The bike ride was on pace to match my 1h12min time from 2010, until I hit an issue with my chain. Honestly, I could have given a bit more but I was pacing myself for the run. Next time I am sure I can do a top 50 bike pace. For the first half of it I was trying to just keep a steady pace, in case there were some surprise hills or a big headwind on the way back or whatever. It felt like I was doing well because I was passing lots of people and no one passed me except for one elite-looking guy who'd had mechanical problems at T1. Things were great heading out so I notched up the speed as I turned around to come back. However, on one of the longer downhill sections, I finally shifted into my highest gear and my chain jammed. I tried rocking my pedals back and forth and shifting gears to fix the problem with no success.
Zipping along at 59km/h I finally diagnosed the issue: when I removed the rack from my bike I had put the screws back in place on the frame so they would be easy to find when I put the rack back on. However, without the rack there, one of the bottom screws protruded well past the frame and very close to my rear cassette, jamming the chain when I finally used the highest gear. I only needed to loosen the screw to fix the issue and continue. I usually have exactly the tool for the job under my seat -- but I had removed it for the sake of weight reduction. I tucked my head and coasted down to a flatter section and pulled over, trying to pull my back wheel off to remove the jam, since I couldn't turn the screw. Just then, a support vehicle from the blessed angels at Speed Theory pulled up next to me and asked if I needed help. In less than 3 minutes the guy had the Allen key out and had loosened the screw and I was on my way, hammering harder than I had ever planned to in an attempt to make up for lost time. I still don't know if I managed to put everything back together with my rear axle and brakes. I bet I didn't.
I learned my lesson about getting lost in transition. I made a very careful note of the location of my stuff and even practiced running into the area and finding it. It helped that there was only one transition zone, so there was only one spot to keep track of.

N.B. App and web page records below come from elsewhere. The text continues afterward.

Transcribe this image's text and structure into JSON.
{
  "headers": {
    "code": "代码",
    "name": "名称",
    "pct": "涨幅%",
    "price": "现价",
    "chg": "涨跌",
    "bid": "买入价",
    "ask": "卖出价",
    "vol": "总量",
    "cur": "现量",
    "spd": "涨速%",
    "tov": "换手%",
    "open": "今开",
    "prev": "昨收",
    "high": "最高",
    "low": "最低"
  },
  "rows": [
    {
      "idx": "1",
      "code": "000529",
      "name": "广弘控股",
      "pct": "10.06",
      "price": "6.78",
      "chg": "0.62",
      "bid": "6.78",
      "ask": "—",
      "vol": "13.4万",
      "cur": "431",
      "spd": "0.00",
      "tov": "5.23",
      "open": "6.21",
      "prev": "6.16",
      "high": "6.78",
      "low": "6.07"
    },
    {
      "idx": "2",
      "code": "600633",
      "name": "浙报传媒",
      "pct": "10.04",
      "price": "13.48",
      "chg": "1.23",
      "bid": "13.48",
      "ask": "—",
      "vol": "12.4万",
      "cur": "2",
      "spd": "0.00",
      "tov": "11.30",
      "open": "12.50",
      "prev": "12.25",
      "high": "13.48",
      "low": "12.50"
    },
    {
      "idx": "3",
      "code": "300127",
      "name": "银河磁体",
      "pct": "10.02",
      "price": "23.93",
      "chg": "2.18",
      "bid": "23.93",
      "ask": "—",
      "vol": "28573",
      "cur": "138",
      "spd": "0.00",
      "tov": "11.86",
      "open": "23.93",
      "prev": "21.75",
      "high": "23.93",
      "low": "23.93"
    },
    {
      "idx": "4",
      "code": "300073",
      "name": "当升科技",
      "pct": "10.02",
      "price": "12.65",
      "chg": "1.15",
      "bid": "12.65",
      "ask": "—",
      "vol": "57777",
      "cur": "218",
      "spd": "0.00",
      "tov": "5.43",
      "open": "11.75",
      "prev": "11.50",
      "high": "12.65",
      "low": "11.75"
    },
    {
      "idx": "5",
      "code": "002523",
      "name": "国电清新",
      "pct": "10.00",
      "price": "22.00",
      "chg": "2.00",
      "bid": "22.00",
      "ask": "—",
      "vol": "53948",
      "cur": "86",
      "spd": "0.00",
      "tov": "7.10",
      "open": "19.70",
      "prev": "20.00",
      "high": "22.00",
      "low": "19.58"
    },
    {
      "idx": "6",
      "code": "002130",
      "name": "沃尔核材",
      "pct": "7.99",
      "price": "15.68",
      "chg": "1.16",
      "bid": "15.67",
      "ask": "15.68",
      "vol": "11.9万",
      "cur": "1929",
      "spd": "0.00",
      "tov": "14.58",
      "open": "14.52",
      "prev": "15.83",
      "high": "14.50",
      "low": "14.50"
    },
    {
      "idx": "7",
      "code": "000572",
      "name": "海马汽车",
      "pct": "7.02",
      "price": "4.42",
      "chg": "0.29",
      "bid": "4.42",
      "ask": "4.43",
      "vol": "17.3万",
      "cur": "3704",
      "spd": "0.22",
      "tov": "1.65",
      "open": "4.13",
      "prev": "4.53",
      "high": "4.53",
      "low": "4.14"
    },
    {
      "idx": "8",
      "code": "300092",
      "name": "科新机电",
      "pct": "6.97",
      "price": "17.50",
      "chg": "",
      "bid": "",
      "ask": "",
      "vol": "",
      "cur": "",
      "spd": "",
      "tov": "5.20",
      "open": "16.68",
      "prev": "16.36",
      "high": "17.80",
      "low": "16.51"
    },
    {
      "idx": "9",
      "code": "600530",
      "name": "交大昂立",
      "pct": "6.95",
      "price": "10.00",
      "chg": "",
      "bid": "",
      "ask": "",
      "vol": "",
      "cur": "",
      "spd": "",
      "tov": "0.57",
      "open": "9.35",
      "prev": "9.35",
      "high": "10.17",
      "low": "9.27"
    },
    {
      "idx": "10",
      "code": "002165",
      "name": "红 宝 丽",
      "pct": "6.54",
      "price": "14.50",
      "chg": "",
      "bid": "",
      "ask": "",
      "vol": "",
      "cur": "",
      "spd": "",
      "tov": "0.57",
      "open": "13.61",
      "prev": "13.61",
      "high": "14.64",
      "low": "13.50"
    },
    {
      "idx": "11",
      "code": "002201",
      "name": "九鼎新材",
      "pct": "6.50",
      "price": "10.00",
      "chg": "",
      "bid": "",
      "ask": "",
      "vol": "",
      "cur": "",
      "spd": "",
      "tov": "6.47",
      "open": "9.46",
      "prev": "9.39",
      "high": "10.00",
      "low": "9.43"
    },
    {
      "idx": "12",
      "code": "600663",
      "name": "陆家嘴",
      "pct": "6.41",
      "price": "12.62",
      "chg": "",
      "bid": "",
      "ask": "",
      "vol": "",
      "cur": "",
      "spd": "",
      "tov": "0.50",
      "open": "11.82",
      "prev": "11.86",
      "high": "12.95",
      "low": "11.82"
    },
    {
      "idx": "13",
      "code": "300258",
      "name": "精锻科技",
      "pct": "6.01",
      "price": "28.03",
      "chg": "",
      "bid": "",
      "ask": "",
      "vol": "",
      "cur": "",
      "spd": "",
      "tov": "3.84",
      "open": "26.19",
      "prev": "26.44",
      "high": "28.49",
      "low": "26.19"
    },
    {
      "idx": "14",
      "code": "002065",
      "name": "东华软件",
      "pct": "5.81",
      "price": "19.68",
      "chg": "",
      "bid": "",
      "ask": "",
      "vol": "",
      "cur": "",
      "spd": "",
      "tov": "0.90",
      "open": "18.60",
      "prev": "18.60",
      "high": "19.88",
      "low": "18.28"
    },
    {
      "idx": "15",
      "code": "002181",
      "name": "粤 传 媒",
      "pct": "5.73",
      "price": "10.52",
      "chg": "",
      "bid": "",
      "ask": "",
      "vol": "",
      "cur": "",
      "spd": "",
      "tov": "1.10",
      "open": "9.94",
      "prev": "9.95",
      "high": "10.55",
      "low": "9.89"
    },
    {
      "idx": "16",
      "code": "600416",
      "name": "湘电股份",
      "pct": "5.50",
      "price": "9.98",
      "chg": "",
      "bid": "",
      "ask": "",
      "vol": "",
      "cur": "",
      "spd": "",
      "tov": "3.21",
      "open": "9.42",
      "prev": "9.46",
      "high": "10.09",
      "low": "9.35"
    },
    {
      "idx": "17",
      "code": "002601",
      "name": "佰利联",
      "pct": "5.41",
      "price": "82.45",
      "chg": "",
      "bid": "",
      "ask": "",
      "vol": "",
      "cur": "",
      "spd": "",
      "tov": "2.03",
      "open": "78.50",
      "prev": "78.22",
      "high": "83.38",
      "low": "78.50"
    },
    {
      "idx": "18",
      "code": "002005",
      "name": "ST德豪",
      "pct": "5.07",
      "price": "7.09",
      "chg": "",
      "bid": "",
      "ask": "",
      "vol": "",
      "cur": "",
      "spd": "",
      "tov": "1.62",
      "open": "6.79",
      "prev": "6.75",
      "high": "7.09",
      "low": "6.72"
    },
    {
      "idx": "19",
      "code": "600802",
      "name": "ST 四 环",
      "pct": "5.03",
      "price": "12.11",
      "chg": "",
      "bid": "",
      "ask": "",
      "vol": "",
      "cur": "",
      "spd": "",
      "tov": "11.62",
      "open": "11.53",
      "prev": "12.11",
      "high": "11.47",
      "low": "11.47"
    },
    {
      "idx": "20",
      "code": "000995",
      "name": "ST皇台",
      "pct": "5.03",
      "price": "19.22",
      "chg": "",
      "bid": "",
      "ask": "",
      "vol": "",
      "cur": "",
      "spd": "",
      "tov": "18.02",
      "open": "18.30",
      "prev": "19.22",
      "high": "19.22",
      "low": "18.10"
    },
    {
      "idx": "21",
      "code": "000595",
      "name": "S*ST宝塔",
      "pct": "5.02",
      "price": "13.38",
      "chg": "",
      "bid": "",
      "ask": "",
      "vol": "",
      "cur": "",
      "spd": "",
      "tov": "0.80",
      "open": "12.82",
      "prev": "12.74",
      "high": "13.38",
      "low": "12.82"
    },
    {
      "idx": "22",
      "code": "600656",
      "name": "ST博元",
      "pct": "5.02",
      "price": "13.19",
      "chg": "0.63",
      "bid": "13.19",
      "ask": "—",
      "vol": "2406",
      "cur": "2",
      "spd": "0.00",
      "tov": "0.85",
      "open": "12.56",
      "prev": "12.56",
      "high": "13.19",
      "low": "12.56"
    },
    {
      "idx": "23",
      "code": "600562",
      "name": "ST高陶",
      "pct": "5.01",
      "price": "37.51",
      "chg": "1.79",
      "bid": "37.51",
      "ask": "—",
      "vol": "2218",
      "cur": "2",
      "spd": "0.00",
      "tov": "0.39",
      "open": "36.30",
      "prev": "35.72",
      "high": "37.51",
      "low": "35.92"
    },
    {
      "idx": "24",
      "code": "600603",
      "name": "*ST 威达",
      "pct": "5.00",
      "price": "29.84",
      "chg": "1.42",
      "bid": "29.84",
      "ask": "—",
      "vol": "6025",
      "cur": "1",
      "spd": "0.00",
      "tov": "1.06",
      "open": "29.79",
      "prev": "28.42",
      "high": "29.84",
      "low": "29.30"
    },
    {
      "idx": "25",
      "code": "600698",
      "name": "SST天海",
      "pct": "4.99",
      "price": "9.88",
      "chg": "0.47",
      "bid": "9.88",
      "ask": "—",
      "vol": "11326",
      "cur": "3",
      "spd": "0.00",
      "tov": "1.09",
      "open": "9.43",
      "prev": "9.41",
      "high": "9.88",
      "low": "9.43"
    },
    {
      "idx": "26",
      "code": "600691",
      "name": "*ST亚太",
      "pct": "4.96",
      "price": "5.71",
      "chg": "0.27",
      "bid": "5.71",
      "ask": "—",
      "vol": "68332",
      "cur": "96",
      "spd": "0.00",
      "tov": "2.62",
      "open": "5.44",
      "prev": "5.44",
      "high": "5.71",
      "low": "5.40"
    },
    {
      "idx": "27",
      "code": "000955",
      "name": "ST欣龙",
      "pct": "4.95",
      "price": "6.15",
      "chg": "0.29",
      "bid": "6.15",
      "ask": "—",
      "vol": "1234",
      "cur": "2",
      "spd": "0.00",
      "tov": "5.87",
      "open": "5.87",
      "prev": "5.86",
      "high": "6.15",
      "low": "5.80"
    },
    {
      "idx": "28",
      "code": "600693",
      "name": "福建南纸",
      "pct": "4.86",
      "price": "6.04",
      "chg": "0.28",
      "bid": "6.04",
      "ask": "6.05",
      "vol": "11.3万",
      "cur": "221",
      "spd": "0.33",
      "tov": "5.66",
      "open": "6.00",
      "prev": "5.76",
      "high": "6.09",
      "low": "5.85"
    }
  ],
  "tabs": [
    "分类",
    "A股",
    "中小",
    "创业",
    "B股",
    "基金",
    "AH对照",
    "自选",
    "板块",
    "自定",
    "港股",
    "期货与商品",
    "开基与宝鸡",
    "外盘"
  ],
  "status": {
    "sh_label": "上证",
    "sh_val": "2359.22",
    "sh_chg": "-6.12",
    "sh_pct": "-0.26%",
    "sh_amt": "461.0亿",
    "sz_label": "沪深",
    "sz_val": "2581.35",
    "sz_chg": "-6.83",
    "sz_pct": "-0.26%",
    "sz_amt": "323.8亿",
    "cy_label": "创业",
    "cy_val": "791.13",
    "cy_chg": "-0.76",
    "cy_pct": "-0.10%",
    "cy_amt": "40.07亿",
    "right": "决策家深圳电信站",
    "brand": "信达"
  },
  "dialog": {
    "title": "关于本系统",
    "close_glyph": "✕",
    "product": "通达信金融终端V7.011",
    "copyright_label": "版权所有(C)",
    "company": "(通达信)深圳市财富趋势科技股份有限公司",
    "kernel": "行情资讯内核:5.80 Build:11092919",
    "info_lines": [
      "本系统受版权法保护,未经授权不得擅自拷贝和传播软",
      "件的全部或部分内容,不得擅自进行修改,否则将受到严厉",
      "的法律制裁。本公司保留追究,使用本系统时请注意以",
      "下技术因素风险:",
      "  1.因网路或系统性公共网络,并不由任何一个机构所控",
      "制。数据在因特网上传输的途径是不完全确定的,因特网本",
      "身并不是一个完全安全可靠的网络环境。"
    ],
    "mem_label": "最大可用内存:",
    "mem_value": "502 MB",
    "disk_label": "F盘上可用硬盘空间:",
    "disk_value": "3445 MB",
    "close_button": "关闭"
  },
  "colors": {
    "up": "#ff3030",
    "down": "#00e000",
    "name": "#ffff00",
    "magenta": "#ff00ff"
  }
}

I had been really burning it on the bike following the chain incident, so I was a bit tired as I started out the run. I settled into a sustainable speed for the first 5 km, keeping pace with two runners I could see ahead of me. We were passing people pretty steadily, and I couldn't help but shake my head at the variety of athletes who were still out ahead of me -- I knew my swim must have been BAD. Once I got to the 5km mark I pulled up even with a lady who had been setting my pace to that point. I wasn't tracking my splits, so I asked her what we had been averaging for 5km. She said it was about 4:41/km. I figured I had less than 25 minutes left to run, so I could pick it up a bit. At the 7.5km mark, I spotted Troy coming back from the final turnaround towards the big hill. He still had at least a 1km lead on me, but I still tried to catch him. The last half of the run I averaged 4:34/km, including that horrible final hill.
R and the kids were waiting for me at the finish line, along with Troy and his family. Katie asked to wear my medal. Scott made sure to clarify that the medal was not hers to keep. She will get her own to keep. The kids are getting excited for their own first triathlon race, which is coming up in a week. I think I am hooked.